I can’t speak on behalf of other ASEAN countries save for the countries that BMW Group Asia covers (Bangladesh, Brunei, Cambodia, Guam, Indonesia, Laos, Myanmar, Nepal, New Caledonia, the Philippines, Singapore, Sri Lanka, Tahiti, and Vietnam). First things first: I think the most important thing is what the customer wants. And we can see the trend toward greener vehicles or a greener drivetrain that our customers are demanding. One of the options is, of course, the electric vehicle. We can see this happening already, not only in the Philippines but also in Singapore, in Indonesia, where our customers are actually asking us for more options in electrified vehicles. Hence, we have more and more electrified vehicles being introduced in the market. And of course, talking about the government policy, on one hand, most governments are trying to push the introduction of more electric vehicles, not only because they want to meet the demand for cleaner or more sustainable practices… but because there’s a demand from the citizens of the countries. One good example is Singapore. The Singaporean government has committed that by 2030, only green vehicles can be allowed to be sold and registered.
Green meaning at least a hybrid?
At least a hybrid or full electric — or it could be a new technology introduced later on. In Indonesia and the Philippines, there are some incentives that have been rolled out by the government. I think this is highly appreciated by the people but, of course, there are more things to be considered as well. We have to think about the infrastructure in terms of charging stations, or whether the national grid can support the increased use of electricity across the board. But like I said, more important is customer or user demand.
Do you see a future wherein both electrified options and ICE-powered vehicles can coexist? Will you push one type over the other? What’s the strategy of BMW for the region?

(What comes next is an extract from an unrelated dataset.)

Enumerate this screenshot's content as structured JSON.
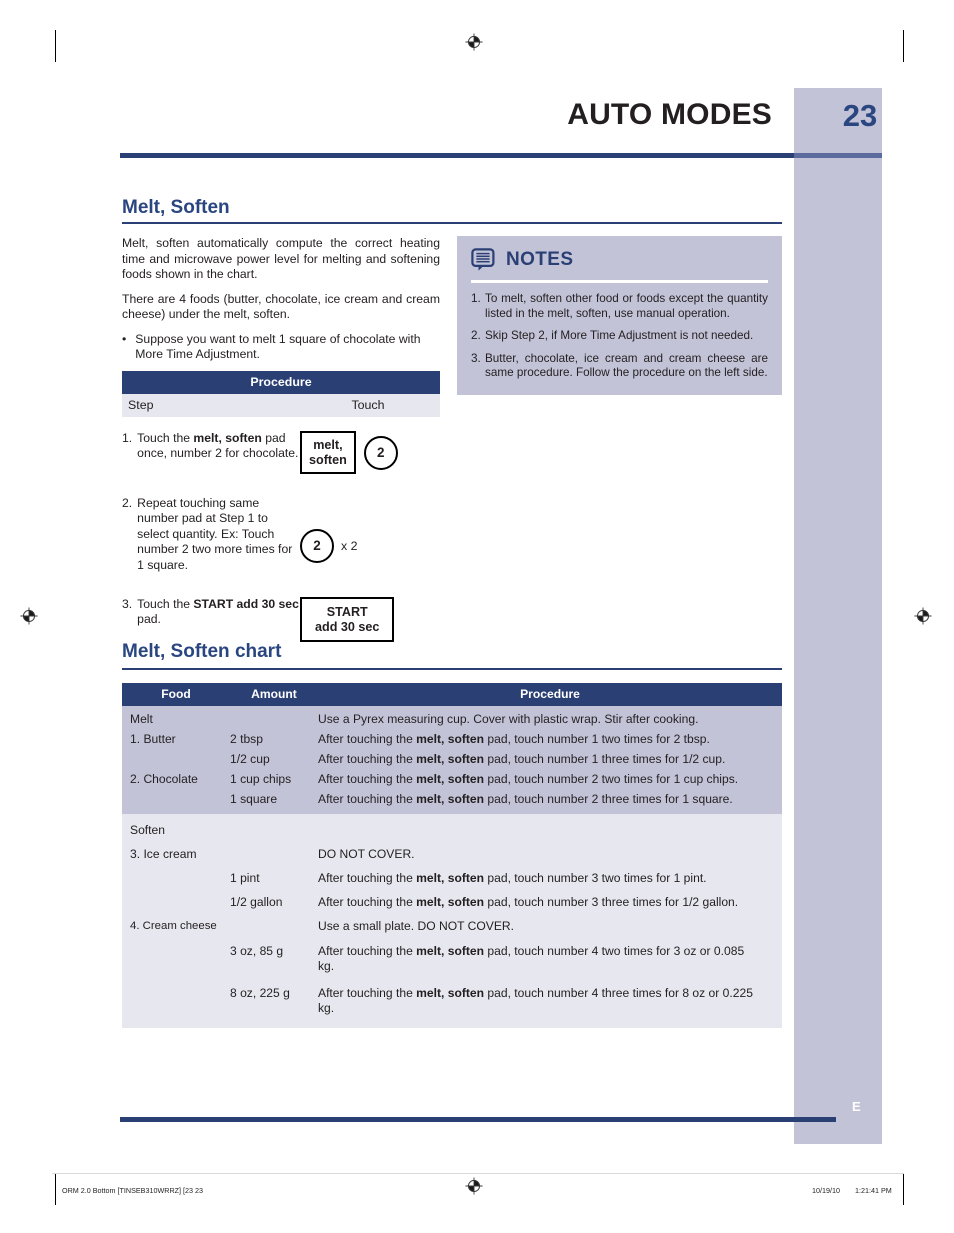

It’s a very difficult question to answer, but in terms of what the BMW Group has announced publicly, we are using the term “technology openness.” We are not putting all our eggs in one basket, but at the end of the day, it also depends on customer needs; if there’s still a demand for combustion engines in certain markets. Take a country as big as the Philippines; you can’t be electrifying all the vehicles yet. You still have commercial vehicles that need to run on diesel or gasoline. And of course, in urban cities where electrified vehicles are more prominent or could have a potential to be utilized, then they can be the options there. If there’s still a demand for combustion engine models, then we will still continue to have that kind of model — at least in the next five to eight years. “The power of choice” is also one of the terms that BMW has been using. For example, when we launched the iX3, we mentioned that we still have the diesel, the petrol, we have the plug-in, and we have the fully electrified. So it really depends on what the customer needs.